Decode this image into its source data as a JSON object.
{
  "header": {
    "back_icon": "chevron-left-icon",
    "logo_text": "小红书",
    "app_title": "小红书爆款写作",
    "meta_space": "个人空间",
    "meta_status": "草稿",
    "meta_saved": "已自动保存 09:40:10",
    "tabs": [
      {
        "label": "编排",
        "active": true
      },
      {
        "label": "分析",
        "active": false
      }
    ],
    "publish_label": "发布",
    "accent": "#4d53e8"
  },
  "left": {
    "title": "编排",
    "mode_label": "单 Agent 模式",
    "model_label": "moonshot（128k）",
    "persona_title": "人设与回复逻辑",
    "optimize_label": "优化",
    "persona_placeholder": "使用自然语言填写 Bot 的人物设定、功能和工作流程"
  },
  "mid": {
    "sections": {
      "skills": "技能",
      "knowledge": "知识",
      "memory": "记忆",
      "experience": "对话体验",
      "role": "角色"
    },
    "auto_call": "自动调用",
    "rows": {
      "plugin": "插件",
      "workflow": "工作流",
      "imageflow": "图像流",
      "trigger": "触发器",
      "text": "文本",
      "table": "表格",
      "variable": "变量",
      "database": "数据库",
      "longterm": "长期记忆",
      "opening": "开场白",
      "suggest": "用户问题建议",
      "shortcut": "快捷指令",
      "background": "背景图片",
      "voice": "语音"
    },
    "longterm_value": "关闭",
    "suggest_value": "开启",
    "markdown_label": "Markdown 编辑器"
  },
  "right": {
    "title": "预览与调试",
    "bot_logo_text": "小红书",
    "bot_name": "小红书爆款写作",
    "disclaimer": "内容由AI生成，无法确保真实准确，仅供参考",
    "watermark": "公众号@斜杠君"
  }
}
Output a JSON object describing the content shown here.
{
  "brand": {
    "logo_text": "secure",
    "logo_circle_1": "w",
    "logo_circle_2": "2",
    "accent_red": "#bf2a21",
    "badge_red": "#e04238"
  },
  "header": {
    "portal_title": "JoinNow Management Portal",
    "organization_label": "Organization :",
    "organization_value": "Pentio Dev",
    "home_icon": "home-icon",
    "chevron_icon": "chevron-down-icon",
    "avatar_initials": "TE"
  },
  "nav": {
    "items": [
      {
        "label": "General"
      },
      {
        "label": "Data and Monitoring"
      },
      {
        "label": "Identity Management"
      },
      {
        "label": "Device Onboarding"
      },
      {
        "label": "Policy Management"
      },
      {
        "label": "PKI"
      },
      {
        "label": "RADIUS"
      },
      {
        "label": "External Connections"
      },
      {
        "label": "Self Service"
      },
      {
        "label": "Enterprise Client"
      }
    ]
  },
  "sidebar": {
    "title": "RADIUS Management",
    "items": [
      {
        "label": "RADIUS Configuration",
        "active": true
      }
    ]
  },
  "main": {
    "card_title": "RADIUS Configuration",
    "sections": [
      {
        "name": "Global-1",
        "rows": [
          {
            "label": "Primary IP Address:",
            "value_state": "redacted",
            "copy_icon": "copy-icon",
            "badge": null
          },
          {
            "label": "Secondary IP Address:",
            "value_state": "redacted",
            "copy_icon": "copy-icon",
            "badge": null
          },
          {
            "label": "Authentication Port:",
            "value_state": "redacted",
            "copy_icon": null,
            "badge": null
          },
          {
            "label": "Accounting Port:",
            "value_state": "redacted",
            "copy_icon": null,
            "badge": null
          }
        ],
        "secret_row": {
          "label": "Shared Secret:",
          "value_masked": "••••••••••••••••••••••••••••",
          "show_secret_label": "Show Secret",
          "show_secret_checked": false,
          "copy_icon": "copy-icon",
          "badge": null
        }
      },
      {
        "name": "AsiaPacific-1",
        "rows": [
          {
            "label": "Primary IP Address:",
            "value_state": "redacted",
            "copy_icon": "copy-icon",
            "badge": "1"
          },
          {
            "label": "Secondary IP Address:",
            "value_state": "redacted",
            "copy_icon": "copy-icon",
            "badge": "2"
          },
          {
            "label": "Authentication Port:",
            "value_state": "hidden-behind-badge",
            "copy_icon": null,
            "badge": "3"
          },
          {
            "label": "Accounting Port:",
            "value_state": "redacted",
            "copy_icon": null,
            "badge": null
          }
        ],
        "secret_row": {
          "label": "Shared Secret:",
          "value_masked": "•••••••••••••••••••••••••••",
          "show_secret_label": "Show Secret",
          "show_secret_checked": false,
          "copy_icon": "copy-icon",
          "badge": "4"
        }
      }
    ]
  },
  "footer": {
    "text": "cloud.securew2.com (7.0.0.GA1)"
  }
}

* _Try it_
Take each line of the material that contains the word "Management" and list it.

* _Reply to the exercise_
    "portal_title": "JoinNow Management Portal",
        "label": "Identity Management"
        "label": "Policy Management"
    "title": "RADIUS Management",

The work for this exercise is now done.